Point Lobos State Reserve is a nature reserve with stunning ocean vistas, craggy rocks, marine mammals, trails, beaches, and tidepools.
In addition to over 500 acres of protected land, it is a large marine reserve. With 750 protected underwater acres, it was designated America’s first underwater reserve in 1973.
Located at the north end of the Big Sur coast, it is a 20-30 minute drive south of Monterey on Highway 1.
It’s another story of a hero behind the scenes.
By the late 1800s, Point Lobos had already been a livestock pasture, whaling station, abalone cannery, granite quarry, and a shipping point for mined coal.
Then it had been subdivided into 1,000 residential lots, when a man with a vision took action.
Alexander Allan bought the parcel and began to buy back the lots. The Save the Redwoods League also engaged in the effort, and by 1933 Point Lobos became part of the state park program; later expanding more acreage.
Here you can see sea lions, harbor seals, and sea otters frolicking among the splashing waves and barnacled rocks.
In winter, migrating gray whales can be seen, blue and humpback whales also pass by. Birds abound.
Extensive kelp forests sway in the ocean waves, adding nutrients and wildlife protection to these deep blue waters. Star fish, sea urchins, and colorful algae are easily observed when the tide ebbs.
Monterey cypress trees can also be found here, one of only two places in the world where this wind-sculpted tree exists.
Point Lobos Foundation website and more information.
I go to Monterey every few years. Sometimes I don’t have time for the Monterey Bay Aquarium, but I never skip Point Lobos.

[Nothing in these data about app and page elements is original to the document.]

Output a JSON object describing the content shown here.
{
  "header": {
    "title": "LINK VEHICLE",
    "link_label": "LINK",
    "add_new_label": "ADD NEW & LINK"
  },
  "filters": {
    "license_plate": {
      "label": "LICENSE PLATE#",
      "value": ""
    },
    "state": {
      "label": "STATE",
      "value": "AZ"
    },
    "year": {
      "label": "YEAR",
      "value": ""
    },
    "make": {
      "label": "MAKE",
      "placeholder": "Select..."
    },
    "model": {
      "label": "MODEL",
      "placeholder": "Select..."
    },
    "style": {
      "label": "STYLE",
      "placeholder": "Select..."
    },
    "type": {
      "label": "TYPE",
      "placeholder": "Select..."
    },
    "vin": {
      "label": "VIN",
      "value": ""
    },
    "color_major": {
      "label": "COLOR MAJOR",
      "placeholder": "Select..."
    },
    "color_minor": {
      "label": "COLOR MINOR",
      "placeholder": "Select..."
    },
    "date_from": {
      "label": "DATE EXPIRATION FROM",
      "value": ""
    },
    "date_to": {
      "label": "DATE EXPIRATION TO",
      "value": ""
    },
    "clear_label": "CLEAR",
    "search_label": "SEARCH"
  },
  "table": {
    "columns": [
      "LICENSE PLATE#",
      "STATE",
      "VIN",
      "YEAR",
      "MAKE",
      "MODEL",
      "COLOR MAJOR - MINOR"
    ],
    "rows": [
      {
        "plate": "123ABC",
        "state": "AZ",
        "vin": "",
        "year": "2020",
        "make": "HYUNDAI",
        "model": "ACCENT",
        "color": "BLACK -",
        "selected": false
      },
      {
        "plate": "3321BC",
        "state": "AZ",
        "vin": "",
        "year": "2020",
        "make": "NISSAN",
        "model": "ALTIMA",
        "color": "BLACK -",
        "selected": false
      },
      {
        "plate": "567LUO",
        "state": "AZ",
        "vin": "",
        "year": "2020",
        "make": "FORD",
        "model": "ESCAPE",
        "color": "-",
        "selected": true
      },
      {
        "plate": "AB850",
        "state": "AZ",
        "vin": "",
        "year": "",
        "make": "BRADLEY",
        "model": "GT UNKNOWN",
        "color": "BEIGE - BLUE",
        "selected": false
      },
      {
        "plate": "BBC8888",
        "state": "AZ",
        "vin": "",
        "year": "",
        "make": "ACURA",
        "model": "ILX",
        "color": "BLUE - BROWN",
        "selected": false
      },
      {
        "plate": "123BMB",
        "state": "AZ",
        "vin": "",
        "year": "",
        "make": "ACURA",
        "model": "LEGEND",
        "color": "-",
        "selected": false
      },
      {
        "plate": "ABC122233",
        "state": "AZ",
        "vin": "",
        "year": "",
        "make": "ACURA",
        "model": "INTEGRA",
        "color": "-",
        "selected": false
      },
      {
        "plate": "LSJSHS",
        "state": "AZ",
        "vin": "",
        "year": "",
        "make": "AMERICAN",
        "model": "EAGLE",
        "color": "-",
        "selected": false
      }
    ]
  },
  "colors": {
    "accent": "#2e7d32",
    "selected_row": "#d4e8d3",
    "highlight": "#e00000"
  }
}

Every visit is glorious at this nature-filled wonderland by the sea.
Photo credit: Athena Alexander